**DATA SHOWN:**

════════════════════

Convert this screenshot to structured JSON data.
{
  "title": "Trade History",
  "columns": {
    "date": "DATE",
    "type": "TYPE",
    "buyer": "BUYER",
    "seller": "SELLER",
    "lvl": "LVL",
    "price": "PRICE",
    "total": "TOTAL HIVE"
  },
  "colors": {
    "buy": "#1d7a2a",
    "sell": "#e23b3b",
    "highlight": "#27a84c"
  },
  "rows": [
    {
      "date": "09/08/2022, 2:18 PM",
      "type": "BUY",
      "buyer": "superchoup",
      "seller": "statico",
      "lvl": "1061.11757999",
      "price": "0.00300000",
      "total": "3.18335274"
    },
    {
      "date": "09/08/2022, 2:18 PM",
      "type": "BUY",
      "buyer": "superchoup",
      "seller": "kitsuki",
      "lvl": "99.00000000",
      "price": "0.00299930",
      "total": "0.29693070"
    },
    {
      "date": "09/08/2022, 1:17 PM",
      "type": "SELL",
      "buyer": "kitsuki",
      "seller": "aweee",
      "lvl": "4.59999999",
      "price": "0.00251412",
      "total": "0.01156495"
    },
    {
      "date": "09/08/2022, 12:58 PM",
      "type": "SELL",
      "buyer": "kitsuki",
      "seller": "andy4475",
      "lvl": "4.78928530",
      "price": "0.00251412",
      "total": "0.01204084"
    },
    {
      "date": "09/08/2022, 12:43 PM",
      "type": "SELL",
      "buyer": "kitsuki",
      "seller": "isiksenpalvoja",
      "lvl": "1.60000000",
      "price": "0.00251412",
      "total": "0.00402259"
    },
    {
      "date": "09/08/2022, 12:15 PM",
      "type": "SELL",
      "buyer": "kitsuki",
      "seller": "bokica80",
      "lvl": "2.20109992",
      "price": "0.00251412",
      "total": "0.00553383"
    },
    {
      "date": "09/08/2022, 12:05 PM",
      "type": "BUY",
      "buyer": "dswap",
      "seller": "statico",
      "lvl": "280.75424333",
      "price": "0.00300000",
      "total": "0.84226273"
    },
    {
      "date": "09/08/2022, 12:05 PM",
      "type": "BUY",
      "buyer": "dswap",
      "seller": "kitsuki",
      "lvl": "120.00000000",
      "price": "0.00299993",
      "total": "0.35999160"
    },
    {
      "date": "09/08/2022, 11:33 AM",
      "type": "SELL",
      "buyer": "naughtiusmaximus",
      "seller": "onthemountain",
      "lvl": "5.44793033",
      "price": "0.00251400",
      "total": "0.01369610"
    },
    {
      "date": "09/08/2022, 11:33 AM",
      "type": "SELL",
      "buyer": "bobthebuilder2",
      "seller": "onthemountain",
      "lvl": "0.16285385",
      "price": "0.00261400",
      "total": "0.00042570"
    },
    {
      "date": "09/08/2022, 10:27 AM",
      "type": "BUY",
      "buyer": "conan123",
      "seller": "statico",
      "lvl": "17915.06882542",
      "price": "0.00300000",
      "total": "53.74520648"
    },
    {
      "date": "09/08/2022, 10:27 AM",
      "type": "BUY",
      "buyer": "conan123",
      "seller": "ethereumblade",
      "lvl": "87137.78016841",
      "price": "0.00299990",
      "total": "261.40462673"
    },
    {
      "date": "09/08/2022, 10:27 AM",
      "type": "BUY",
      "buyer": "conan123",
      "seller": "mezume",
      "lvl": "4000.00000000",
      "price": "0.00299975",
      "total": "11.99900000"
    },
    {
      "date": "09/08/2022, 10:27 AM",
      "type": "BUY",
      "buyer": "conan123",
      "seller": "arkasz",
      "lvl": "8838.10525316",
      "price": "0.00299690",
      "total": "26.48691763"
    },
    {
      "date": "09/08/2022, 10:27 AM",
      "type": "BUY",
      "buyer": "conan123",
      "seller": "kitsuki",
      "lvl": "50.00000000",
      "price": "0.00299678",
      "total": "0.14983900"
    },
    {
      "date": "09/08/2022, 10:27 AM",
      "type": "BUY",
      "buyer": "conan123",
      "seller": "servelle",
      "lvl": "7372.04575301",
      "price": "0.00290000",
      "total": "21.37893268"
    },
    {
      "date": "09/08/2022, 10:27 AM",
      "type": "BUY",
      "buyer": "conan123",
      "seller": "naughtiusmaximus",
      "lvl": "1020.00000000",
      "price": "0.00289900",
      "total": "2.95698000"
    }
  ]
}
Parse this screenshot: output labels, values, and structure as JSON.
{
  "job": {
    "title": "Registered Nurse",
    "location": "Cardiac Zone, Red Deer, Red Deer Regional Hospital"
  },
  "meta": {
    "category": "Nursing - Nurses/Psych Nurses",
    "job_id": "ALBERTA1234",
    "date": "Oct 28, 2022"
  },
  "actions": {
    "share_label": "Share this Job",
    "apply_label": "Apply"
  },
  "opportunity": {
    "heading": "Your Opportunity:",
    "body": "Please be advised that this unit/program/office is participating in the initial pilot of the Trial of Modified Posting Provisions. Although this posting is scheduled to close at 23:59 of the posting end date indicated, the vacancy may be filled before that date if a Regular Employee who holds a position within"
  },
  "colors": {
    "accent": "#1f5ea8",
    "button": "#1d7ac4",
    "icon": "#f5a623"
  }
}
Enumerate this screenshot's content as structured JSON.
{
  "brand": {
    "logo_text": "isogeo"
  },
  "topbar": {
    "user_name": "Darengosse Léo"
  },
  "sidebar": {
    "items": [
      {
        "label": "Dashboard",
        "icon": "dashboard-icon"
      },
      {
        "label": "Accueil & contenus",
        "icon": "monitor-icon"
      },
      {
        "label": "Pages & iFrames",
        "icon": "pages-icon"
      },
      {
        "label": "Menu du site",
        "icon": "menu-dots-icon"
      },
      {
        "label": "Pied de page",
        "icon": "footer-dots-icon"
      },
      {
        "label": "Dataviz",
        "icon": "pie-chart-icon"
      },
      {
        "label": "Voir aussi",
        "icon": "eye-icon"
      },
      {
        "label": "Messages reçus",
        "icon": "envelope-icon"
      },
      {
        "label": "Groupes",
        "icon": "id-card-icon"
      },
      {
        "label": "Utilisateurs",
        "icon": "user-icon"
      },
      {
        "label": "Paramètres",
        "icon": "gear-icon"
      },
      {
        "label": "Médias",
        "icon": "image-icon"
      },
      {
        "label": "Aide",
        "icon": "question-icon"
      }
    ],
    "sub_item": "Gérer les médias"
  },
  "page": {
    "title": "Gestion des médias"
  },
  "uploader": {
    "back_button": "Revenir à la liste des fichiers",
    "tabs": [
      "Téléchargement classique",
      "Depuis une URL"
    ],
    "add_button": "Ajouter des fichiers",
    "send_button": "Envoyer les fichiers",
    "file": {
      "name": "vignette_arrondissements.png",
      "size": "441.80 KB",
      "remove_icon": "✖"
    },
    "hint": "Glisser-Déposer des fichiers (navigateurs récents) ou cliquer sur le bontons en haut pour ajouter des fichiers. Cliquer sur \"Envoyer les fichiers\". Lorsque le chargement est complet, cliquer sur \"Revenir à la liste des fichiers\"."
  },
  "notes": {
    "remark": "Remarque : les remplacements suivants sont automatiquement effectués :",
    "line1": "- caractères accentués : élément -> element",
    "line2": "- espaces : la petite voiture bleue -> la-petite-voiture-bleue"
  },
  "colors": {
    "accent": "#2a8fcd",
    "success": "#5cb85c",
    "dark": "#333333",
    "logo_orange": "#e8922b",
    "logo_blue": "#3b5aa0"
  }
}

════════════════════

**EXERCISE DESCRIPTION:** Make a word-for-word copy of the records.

**YOUR SOLUTION:**
Convert this screenshot to structured JSON data.
{
  "title": "Trade History",
  "columns": {
    "date": "DATE",
    "type": "TYPE",
    "buyer": "BUYER",
    "seller": "SELLER",
    "lvl": "LVL",
    "price": "PRICE",
    "total": "TOTAL HIVE"
  },
  "colors": {
    "buy": "#1d7a2a",
    "sell": "#e23b3b",
    "highlight": "#27a84c"
  },
  "rows": [
    {
      "date": "09/08/2022, 2:18 PM",
      "type": "BUY",
      "buyer": "superchoup",
      "seller": "statico",
      "lvl": "1061.11757999",
      "price": "0.00300000",
      "total": "3.18335274"
    },
    {
      "date": "09/08/2022, 2:18 PM",
      "type": "BUY",
      "buyer": "superchoup",
      "seller": "kitsuki",
      "lvl": "99.00000000",
      "price": "0.00299930",
      "total": "0.29693070"
    },
    {
      "date": "09/08/2022, 1:17 PM",
      "type": "SELL",
      "buyer": "kitsuki",
      "seller": "aweee",
      "lvl": "4.59999999",
      "price": "0.00251412",
      "total": "0.01156495"
    },
    {
      "date": "09/08/2022, 12:58 PM",
      "type": "SELL",
      "buyer": "kitsuki",
      "seller": "andy4475",
      "lvl": "4.78928530",
      "price": "0.00251412",
      "total": "0.01204084"
    },
    {
      "date": "09/08/2022, 12:43 PM",
      "type": "SELL",
      "buyer": "kitsuki",
      "seller": "isiksenpalvoja",
      "lvl": "1.60000000",
      "price": "0.00251412",
      "total": "0.00402259"
    },
    {
      "date": "09/08/2022, 12:15 PM",
      "type": "SELL",
      "buyer": "kitsuki",
      "seller": "bokica80",
      "lvl": "2.20109992",
      "price": "0.00251412",
      "total": "0.00553383"
    },
    {
      "date": "09/08/2022, 12:05 PM",
      "type": "BUY",
      "buyer": "dswap",
      "seller": "statico",
      "lvl": "280.75424333",
      "price": "0.00300000",
      "total": "0.84226273"
    },
    {
      "date": "09/08/2022, 12:05 PM",
      "type": "BUY",
      "buyer": "dswap",
      "seller": "kitsuki",
      "lvl": "120.00000000",
      "price": "0.00299993",
      "total": "0.35999160"
    },
    {
      "date": "09/08/2022, 11:33 AM",
      "type": "SELL",
      "buyer": "naughtiusmaximus",
      "seller": "onthemountain",
      "lvl": "5.44793033",
      "price": "0.00251400",
      "total": "0.01369610"
    },
    {
      "date": "09/08/2022, 11:33 AM",
      "type": "SELL",
      "buyer": "bobthebuilder2",
      "seller": "onthemountain",
      "lvl": "0.16285385",
      "price": "0.00261400",
      "total": "0.00042570"
    },
    {
      "date": "09/08/2022, 10:27 AM",
      "type": "BUY",
      "buyer": "conan123",
      "seller": "statico",
      "lvl": "17915.06882542",
      "price": "0.00300000",
      "total": "53.74520648"
    },
    {
      "date": "09/08/2022, 10:27 AM",
      "type": "BUY",
      "buyer": "conan123",
      "seller": "ethereumblade",
      "lvl": "87137.78016841",
      "price": "0.00299990",
      "total": "261.40462673"
    },
    {
      "date": "09/08/2022, 10:27 AM",
      "type": "BUY",
      "buyer": "conan123",
      "seller": "mezume",
      "lvl": "4000.00000000",
      "price": "0.00299975",
      "total": "11.99900000"
    },
    {
      "date": "09/08/2022, 10:27 AM",
      "type": "BUY",
      "buyer": "conan123",
      "seller": "arkasz",
      "lvl": "8838.10525316",
      "price": "0.00299690",
      "total": "26.48691763"
    },
    {
      "date": "09/08/2022, 10:27 AM",
      "type": "BUY",
      "buyer": "conan123",
      "seller": "kitsuki",
      "lvl": "50.00000000",
      "price": "0.00299678",
      "total": "0.14983900"
    },
    {
      "date": "09/08/2022, 10:27 AM",
      "type": "BUY",
      "buyer": "conan123",
      "seller": "servelle",
      "lvl": "7372.04575301",
      "price": "0.00290000",
      "total": "21.37893268"
    },
    {
      "date": "09/08/2022, 10:27 AM",
      "type": "BUY",
      "buyer": "conan123",
      "seller": "naughtiusmaximus",
      "lvl": "1020.00000000",
      "price": "0.00289900",
      "total": "2.95698000"
    }
  ]
}
Parse this screenshot: output labels, values, and structure as JSON.
{
  "job": {
    "title": "Registered Nurse",
    "location": "Cardiac Zone, Red Deer, Red Deer Regional Hospital"
  },
  "meta": {
    "category": "Nursing - Nurses/Psych Nurses",
    "job_id": "ALBERTA1234",
    "date": "Oct 28, 2022"
  },
  "actions": {
    "share_label": "Share this Job",
    "apply_label": "Apply"
  },
  "opportunity": {
    "heading": "Your Opportunity:",
    "body": "Please be advised that this unit/program/office is participating in the initial pilot of the Trial of Modified Posting Provisions. Although this posting is scheduled to close at 23:59 of the posting end date indicated, the vacancy may be filled before that date if a Regular Employee who holds a position within"
  },
  "colors": {
    "accent": "#1f5ea8",
    "button": "#1d7ac4",
    "icon": "#f5a623"
  }
}
Enumerate this screenshot's content as structured JSON.
{
  "brand": {
    "logo_text": "isogeo"
  },
  "topbar": {
    "user_name": "Darengosse Léo"
  },
  "sidebar": {
    "items": [
      {
        "label": "Dashboard",
        "icon": "dashboard-icon"
      },
      {
        "label": "Accueil & contenus",
        "icon": "monitor-icon"
      },
      {
        "label": "Pages & iFrames",
        "icon": "pages-icon"
      },
      {
        "label": "Menu du site",
        "icon": "menu-dots-icon"
      },
      {
        "label": "Pied de page",
        "icon": "footer-dots-icon"
      },
      {
        "label": "Dataviz",
        "icon": "pie-chart-icon"
      },
      {
        "label": "Voir aussi",
        "icon": "eye-icon"
      },
      {
        "label": "Messages reçus",
        "icon": "envelope-icon"
      },
      {
        "label": "Groupes",
        "icon": "id-card-icon"
      },
      {
        "label": "Utilisateurs",
        "icon": "user-icon"
      },
      {
        "label": "Paramètres",
        "icon": "gear-icon"
      },
      {
        "label": "Médias",
        "icon": "image-icon"
      },
      {
        "label": "Aide",
        "icon": "question-icon"
      }
    ],
    "sub_item": "Gérer les médias"
  },
  "page": {
    "title": "Gestion des médias"
  },
  "uploader": {
    "back_button": "Revenir à la liste des fichiers",
    "tabs": [
      "Téléchargement classique",
      "Depuis une URL"
    ],
    "add_button": "Ajouter des fichiers",
    "send_button": "Envoyer les fichiers",
    "file": {
      "name": "vignette_arrondissements.png",
      "size": "441.80 KB",
      "remove_icon": "✖"
    },
    "hint": "Glisser-Déposer des fichiers (navigateurs récents) ou cliquer sur le bontons en haut pour ajouter des fichiers. Cliquer sur \"Envoyer les fichiers\". Lorsque le chargement est complet, cliquer sur \"Revenir à la liste des fichiers\"."
  },
  "notes": {
    "remark": "Remarque : les remplacements suivants sont automatiquement effectués :",
    "line1": "- caractères accentués : élément -> element",
    "line2": "- espaces : la petite voiture bleue -> la-petite-voiture-bleue"
  },
  "colors": {
    "accent": "#2a8fcd",
    "success": "#5cb85c",
    "dark": "#333333",
    "logo_orange": "#e8922b",
    "logo_blue": "#3b5aa0"
  }
}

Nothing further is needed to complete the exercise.